Slew Of Mergers Not Unique To Charlotte
The discount chain Dollar General officially launched a hostile takeover bid for Matthews-based rival Family Dollar today. Ten miles up the road, banana giant Chiquita signed an agreement to open its books to Cutrale-Safra—a collaboration of Brazilian companies—which threatened a hostile takeover. The merger battles are part of a larger, post-recession economic trend.
“We’re absolutely in the midst of an M&A boom right now,” says UNC business professor Anil Shivdasani.
The non-profit Institute of Mergers, Acquistions, and Alliances expects the number of U.S. companies merging to stay roughly flat this year, but the dollar size of those transactions to shoot above $2 trillion, about double the average of the past few years. That means larger companies are merging or acquiring other businesses.

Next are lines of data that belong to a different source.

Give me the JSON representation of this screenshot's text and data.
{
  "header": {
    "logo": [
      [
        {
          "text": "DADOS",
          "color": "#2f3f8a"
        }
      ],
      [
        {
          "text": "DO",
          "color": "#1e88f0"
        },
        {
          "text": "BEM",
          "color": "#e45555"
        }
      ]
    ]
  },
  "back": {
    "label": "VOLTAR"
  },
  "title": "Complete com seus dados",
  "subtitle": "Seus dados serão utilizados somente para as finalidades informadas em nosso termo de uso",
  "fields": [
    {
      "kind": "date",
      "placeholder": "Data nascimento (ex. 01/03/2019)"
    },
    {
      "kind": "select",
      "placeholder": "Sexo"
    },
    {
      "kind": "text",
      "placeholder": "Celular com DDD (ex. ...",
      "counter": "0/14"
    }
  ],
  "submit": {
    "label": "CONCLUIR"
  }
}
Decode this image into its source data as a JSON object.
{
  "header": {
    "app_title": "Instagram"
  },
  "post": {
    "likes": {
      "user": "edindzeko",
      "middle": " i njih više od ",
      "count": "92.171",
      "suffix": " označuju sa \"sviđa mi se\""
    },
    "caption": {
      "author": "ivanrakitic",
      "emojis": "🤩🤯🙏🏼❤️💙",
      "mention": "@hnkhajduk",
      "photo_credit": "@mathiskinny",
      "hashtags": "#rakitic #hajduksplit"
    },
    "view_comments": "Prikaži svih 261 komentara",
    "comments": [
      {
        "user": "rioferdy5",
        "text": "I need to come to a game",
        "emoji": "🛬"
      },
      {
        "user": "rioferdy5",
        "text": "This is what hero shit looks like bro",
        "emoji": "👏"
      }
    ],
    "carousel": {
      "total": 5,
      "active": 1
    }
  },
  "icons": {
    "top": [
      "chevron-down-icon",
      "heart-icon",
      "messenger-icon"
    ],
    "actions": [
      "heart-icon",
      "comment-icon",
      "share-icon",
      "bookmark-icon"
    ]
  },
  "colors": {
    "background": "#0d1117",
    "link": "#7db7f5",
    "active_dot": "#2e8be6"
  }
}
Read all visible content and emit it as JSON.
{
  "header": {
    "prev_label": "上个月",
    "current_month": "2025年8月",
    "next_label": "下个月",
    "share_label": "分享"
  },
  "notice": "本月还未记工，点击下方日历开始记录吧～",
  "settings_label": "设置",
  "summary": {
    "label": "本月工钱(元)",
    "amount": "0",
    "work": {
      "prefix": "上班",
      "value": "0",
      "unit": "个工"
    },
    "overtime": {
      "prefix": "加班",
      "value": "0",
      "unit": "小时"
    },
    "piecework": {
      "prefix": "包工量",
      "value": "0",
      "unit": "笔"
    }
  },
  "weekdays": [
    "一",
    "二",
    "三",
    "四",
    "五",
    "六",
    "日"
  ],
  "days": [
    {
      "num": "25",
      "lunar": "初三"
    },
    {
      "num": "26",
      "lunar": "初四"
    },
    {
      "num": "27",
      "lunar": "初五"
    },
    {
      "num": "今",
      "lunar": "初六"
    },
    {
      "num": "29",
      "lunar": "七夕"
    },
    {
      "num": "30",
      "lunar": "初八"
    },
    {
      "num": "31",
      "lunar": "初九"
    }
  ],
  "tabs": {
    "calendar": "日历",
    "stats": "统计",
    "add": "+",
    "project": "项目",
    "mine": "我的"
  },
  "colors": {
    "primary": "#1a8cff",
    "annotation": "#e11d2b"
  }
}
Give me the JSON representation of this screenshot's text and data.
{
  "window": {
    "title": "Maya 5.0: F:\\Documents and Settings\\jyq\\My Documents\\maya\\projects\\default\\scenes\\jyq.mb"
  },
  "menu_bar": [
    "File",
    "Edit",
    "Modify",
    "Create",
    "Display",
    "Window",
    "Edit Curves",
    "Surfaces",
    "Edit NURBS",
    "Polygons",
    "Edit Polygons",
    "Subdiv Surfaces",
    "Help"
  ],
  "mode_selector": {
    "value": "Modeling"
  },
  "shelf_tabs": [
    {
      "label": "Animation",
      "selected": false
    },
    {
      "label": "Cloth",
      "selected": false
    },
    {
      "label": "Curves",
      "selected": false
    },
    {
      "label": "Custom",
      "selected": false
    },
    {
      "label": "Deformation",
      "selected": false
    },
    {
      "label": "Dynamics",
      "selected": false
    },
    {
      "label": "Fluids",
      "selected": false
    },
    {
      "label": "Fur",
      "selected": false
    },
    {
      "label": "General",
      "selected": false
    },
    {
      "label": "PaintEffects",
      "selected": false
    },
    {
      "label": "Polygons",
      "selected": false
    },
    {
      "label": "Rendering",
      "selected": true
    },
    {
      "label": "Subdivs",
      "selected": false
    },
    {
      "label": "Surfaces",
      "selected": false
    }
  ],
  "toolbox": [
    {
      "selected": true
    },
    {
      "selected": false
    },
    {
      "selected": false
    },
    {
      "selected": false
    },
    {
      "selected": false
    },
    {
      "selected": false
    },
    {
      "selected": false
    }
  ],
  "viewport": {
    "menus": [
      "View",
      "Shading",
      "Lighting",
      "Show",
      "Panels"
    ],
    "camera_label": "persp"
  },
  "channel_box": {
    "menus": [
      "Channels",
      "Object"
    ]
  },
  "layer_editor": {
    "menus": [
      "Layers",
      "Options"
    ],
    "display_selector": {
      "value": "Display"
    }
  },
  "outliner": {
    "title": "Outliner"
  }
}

Shivadasani lists a host of reasons for the boom, mostly related to the recession. Many companies emerged with slimmed down businesses and gained a lot of cash on hand, as the stock market has rebounded.
Meanwhile, “The recovery has been much slower and much more tepid than most people would have liked,” Shivadasani says.
Company managers are under pressure to grow much faster than that rate. Add to that low rates to borrow, which are going to go up.
“Interest rates are not going to stay low forever,” says Shivadasani. “Really it’s become a question of when interest rates are going to rise, and away from if they’re going to rise.”
Companies have the tools to buy, and they are in a rush to do it.